▶ **WHAT IS NEEDED**: Whenever a line in the entries below contains the string "title", copy that line.

*** Block opens ***

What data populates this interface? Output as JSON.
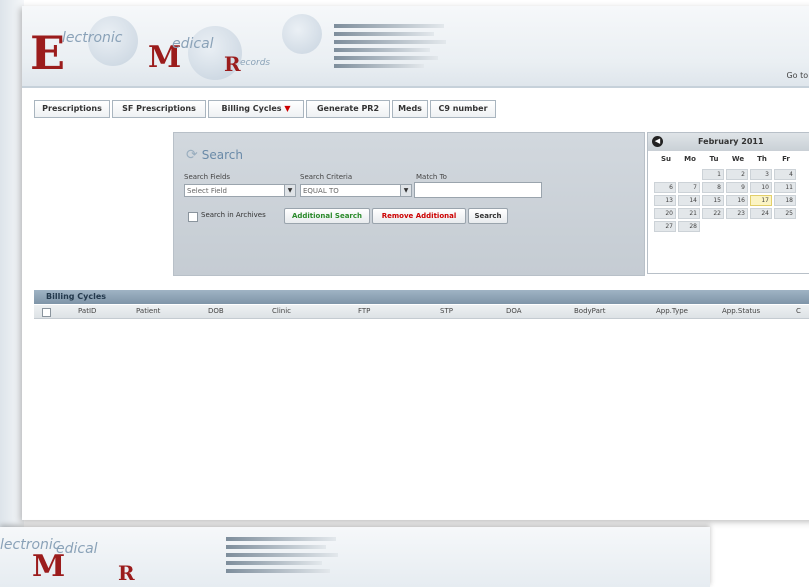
{
  "header": {
    "logo_e": "E",
    "logo_word1": "lectronic",
    "logo_m": "M",
    "logo_word2": "edical",
    "logo_r": "R",
    "logo_word3": "ecords",
    "goto": "Go to st"
  },
  "tabs": [
    {
      "label": "Prescriptions"
    },
    {
      "label": "SF Prescriptions"
    },
    {
      "label": "Billing Cycles"
    },
    {
      "label": "Generate PR2"
    },
    {
      "label": "Meds"
    },
    {
      "label": "C9 number"
    }
  ],
  "search": {
    "title": "Search",
    "fields_label": "Search Fields",
    "fields_value": "Select Field",
    "criteria_label": "Search Criteria",
    "criteria_value": "EQUAL TO",
    "match_label": "Match To",
    "match_value": "",
    "archives_label": "Search in Archives",
    "additional_label": "Additional Search",
    "remove_label": "Remove Additional",
    "search_label": "Search"
  },
  "calendar": {
    "title": "February 2011",
    "days": [
      "Su",
      "Mo",
      "Tu",
      "We",
      "Th",
      "Fr"
    ],
    "rows": [
      [
        "",
        "",
        "1",
        "2",
        "3",
        "4"
      ],
      [
        "6",
        "7",
        "8",
        "9",
        "10",
        "11"
      ],
      [
        "13",
        "14",
        "15",
        "16",
        "17",
        "18"
      ],
      [
        "20",
        "21",
        "22",
        "23",
        "24",
        "25"
      ],
      [
        "27",
        "28",
        "",
        "",
        "",
        ""
      ]
    ],
    "today": "17"
  },
  "grid": {
    "title": "Billing Cycles",
    "columns": [
      "PatID",
      "Patient",
      "DOB",
      "Clinic",
      "FTP",
      "STP",
      "DOA",
      "BodyPart",
      "App.Type",
      "App.Status",
      "C"
    ]
  },
  "colors": {
    "logo_red": "#9b1c1c",
    "grid_header": "#8fa4b6",
    "remove_button_text": "#cc0000",
    "additional_button_text": "#2a8a2a"
  }
}
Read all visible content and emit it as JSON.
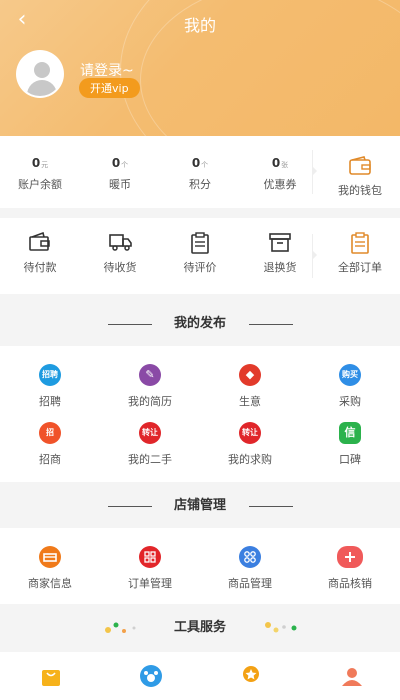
{
  "header": {
    "title": "我的",
    "login_text": "请登录~",
    "vip_label": "开通vip"
  },
  "stats": [
    {
      "value": "0",
      "unit": "元",
      "label": "账户余额"
    },
    {
      "value": "0",
      "unit": "个",
      "label": "暖币"
    },
    {
      "value": "0",
      "unit": "个",
      "label": "积分"
    },
    {
      "value": "0",
      "unit": "张",
      "label": "优惠券"
    }
  ],
  "wallet_label": "我的钱包",
  "orders": [
    {
      "label": "待付款",
      "icon": "wallet-icon"
    },
    {
      "label": "待收货",
      "icon": "truck-icon"
    },
    {
      "label": "待评价",
      "icon": "clipboard-icon"
    },
    {
      "label": "退换货",
      "icon": "box-icon"
    }
  ],
  "all_orders_label": "全部订单",
  "my_posts": {
    "title": "我的发布",
    "items": [
      {
        "label": "招聘",
        "icon_text": "招聘",
        "color": "#1e9be0"
      },
      {
        "label": "我的简历",
        "icon_text": "✎",
        "color": "#8a4aa6"
      },
      {
        "label": "生意",
        "icon_text": "◆",
        "color": "#e23a2b"
      },
      {
        "label": "采购",
        "icon_text": "购买",
        "color": "#2f8ee6"
      },
      {
        "label": "招商",
        "icon_text": "招",
        "color": "#f0532a"
      },
      {
        "label": "我的二手",
        "icon_text": "转让",
        "color": "#e0262a"
      },
      {
        "label": "我的求购",
        "icon_text": "转让",
        "color": "#e0262a"
      },
      {
        "label": "口碑",
        "icon_text": "信",
        "color": "#2bb24c"
      }
    ]
  },
  "shop": {
    "title": "店铺管理",
    "items": [
      {
        "label": "商家信息",
        "color": "#f07a1a"
      },
      {
        "label": "订单管理",
        "color": "#e2262a"
      },
      {
        "label": "商品管理",
        "color": "#3b7fe0"
      },
      {
        "label": "商品核销",
        "color": "#f05a5a"
      }
    ]
  },
  "tools": {
    "title": "工具服务"
  },
  "bottom_icons": [
    {
      "icon": "bag-icon",
      "color": "#f6b21b"
    },
    {
      "icon": "paw-icon",
      "color": "#2f9be6"
    },
    {
      "icon": "medal-icon",
      "color": "#f3a114"
    },
    {
      "icon": "people-icon",
      "color": "#f07a5a"
    }
  ]
}
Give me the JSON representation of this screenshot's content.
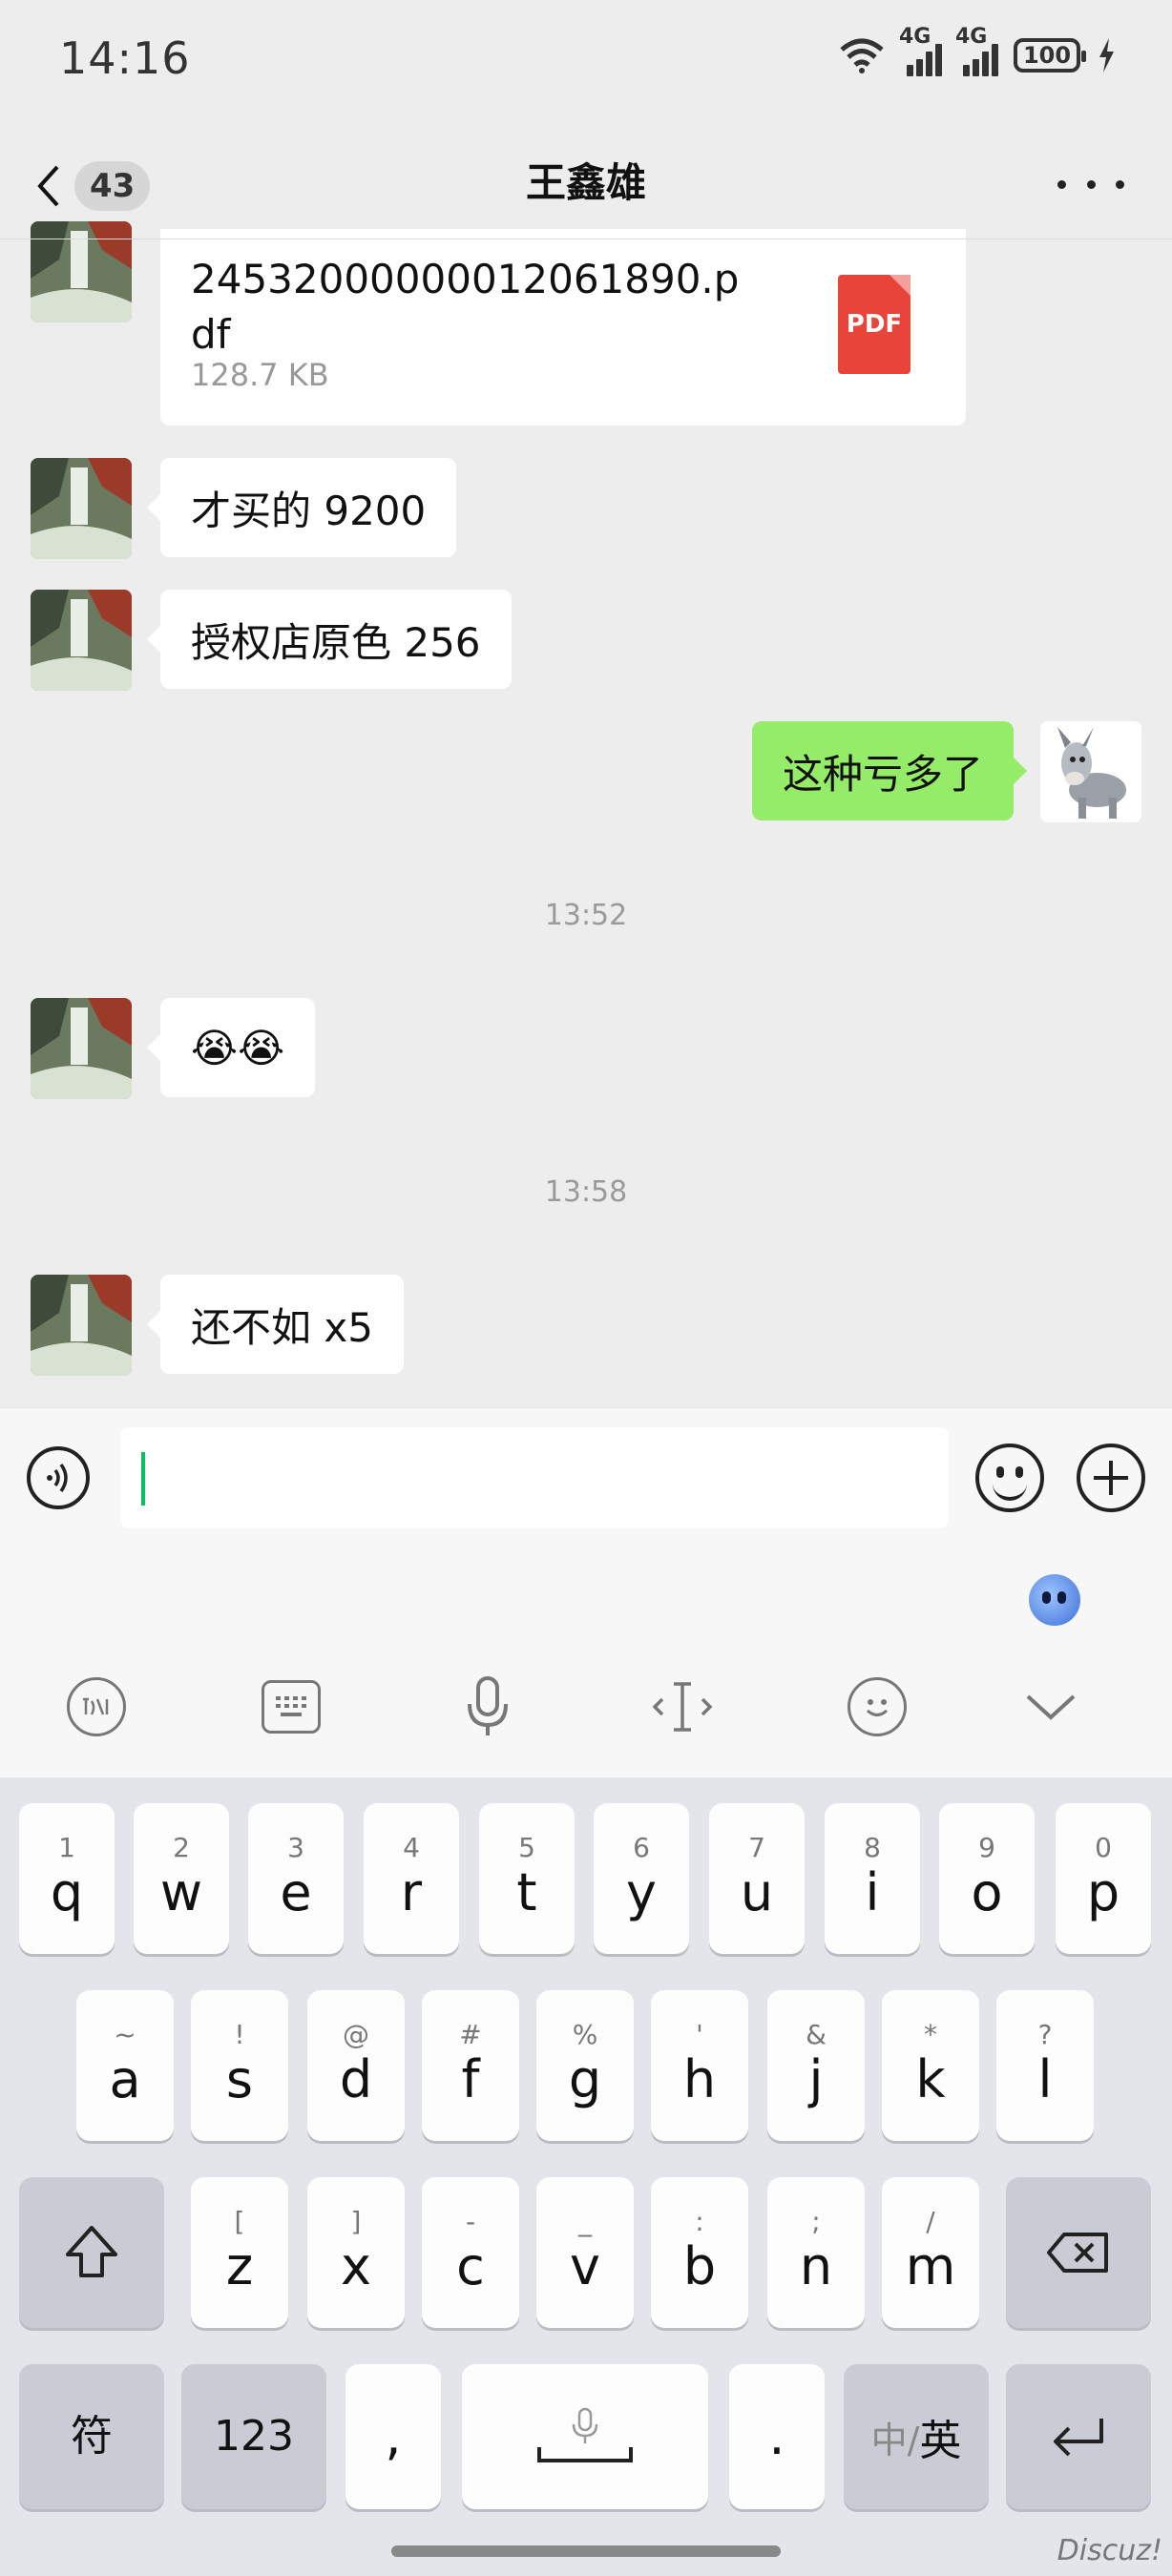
{
  "status_bar": {
    "time": "14:16",
    "network_1": "4G",
    "network_2": "4G",
    "battery": "100"
  },
  "header": {
    "unread_count": "43",
    "title": "王鑫雄"
  },
  "file_message": {
    "name": "24532000000012061890.pdf",
    "size": "128.7 KB",
    "type_label": "PDF"
  },
  "messages": [
    {
      "sender": "them",
      "text": "才买的 9200"
    },
    {
      "sender": "them",
      "text": "授权店原色 256"
    },
    {
      "sender": "me",
      "text": "这种亏多了"
    },
    {
      "sender": "them",
      "text": "😭😭"
    },
    {
      "sender": "them",
      "text": "还不如 x5"
    }
  ],
  "timestamps": [
    "13:52",
    "13:58"
  ],
  "input": {
    "value": ""
  },
  "keyboard": {
    "row1": [
      {
        "sub": "1",
        "main": "q"
      },
      {
        "sub": "2",
        "main": "w"
      },
      {
        "sub": "3",
        "main": "e"
      },
      {
        "sub": "4",
        "main": "r"
      },
      {
        "sub": "5",
        "main": "t"
      },
      {
        "sub": "6",
        "main": "y"
      },
      {
        "sub": "7",
        "main": "u"
      },
      {
        "sub": "8",
        "main": "i"
      },
      {
        "sub": "9",
        "main": "o"
      },
      {
        "sub": "0",
        "main": "p"
      }
    ],
    "row2": [
      {
        "sub": "~",
        "main": "a"
      },
      {
        "sub": "!",
        "main": "s"
      },
      {
        "sub": "@",
        "main": "d"
      },
      {
        "sub": "#",
        "main": "f"
      },
      {
        "sub": "%",
        "main": "g"
      },
      {
        "sub": "'",
        "main": "h"
      },
      {
        "sub": "&",
        "main": "j"
      },
      {
        "sub": "*",
        "main": "k"
      },
      {
        "sub": "?",
        "main": "l"
      }
    ],
    "row3": [
      {
        "sub": "[",
        "main": "z"
      },
      {
        "sub": "]",
        "main": "x"
      },
      {
        "sub": "-",
        "main": "c"
      },
      {
        "sub": "_",
        "main": "v"
      },
      {
        "sub": ":",
        "main": "b"
      },
      {
        "sub": ";",
        "main": "n"
      },
      {
        "sub": "/",
        "main": "m"
      }
    ],
    "symbols_label": "符",
    "numbers_label": "123",
    "comma_label": ",",
    "period_label": ".",
    "lang_label_inactive": "中/",
    "lang_label_active": "英"
  },
  "watermark": "Discuz!"
}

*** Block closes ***

▶ **ANSWER SECTION**:
    "title": "Search",
    "title": "February 2011",
    "title": "Billing Cycles",
    "title": "我的",
    "title": "我的发布",
    "title": "店铺管理",
    "title": "工具服务"
    "title": "王鑫雄"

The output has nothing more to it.